Friday two dozen high school students from the Treasure Valley will present research they’ve done as part of a summer science program. Their research helps government agencies make wildfire decisions.
Bailey Maier displays a poster featuring maps of the World Center for Birds of Prey. They show what plants grow where. Maier points to one map heavily shaded in red. It’s cheatgrass she says. The red is where the invasive weed grows in heavy concentration.
Maier and her partner Courtney Stoker just graduated from Borah High School and have spent the last three weeks learning fire science as part of the FIRE up program. FIRE stands for field inquiry research experience. Stoker says she joined the program because she wanted to do real science.
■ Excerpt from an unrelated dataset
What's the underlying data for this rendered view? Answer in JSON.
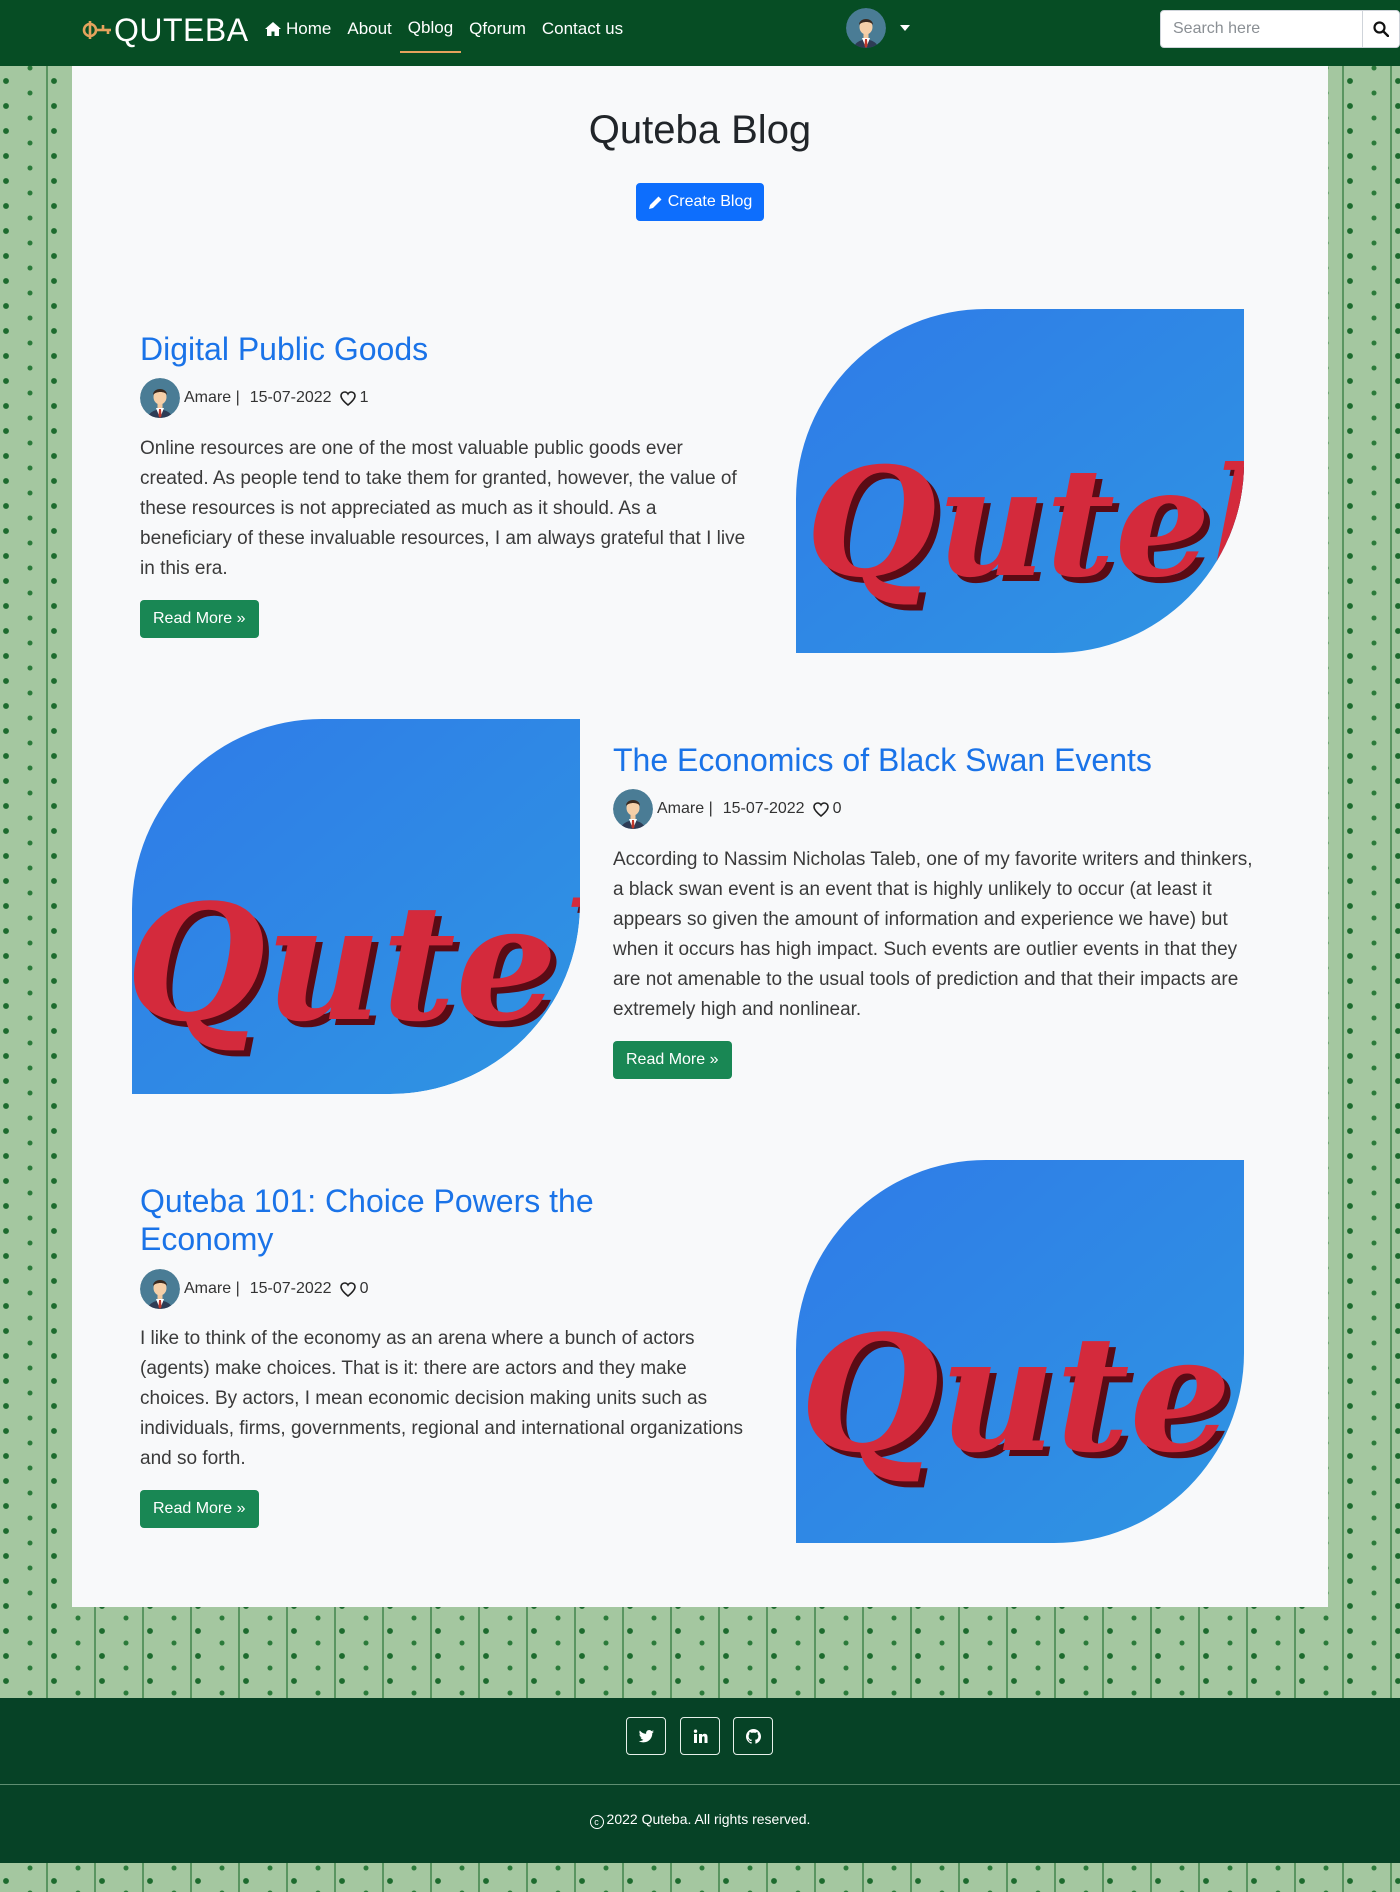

“It’s really awesome having something that you can actually go out into the field and gather the data yourself rather than having someone just give it to you and then you do what they want you to do with it,” she says. “When you look at these maps it’s not just a color coded thing, it’s actually something that we did, you know, our blood sweat and tears are in that.”
Stoker and Maier mapped about 300 acres of desert on foot using a variety of tools including high tech GPS equipment. The maps they made give managers at the birds of prey center valuable information about fire risks. Remember that cheatgrass shown in red on the map? That’s bad news during fire season.
FIRE up is in its ninth year. The Bureau of Land Management is the program’s principal sponsor. The BLM official who oversees the program says the research the students have done in the past has been used by a number of government entities and organizations to make land use decisions and plan fire prevention strategies. Last year Fire up participants mapped vegetation in an area where Boise homes met open land.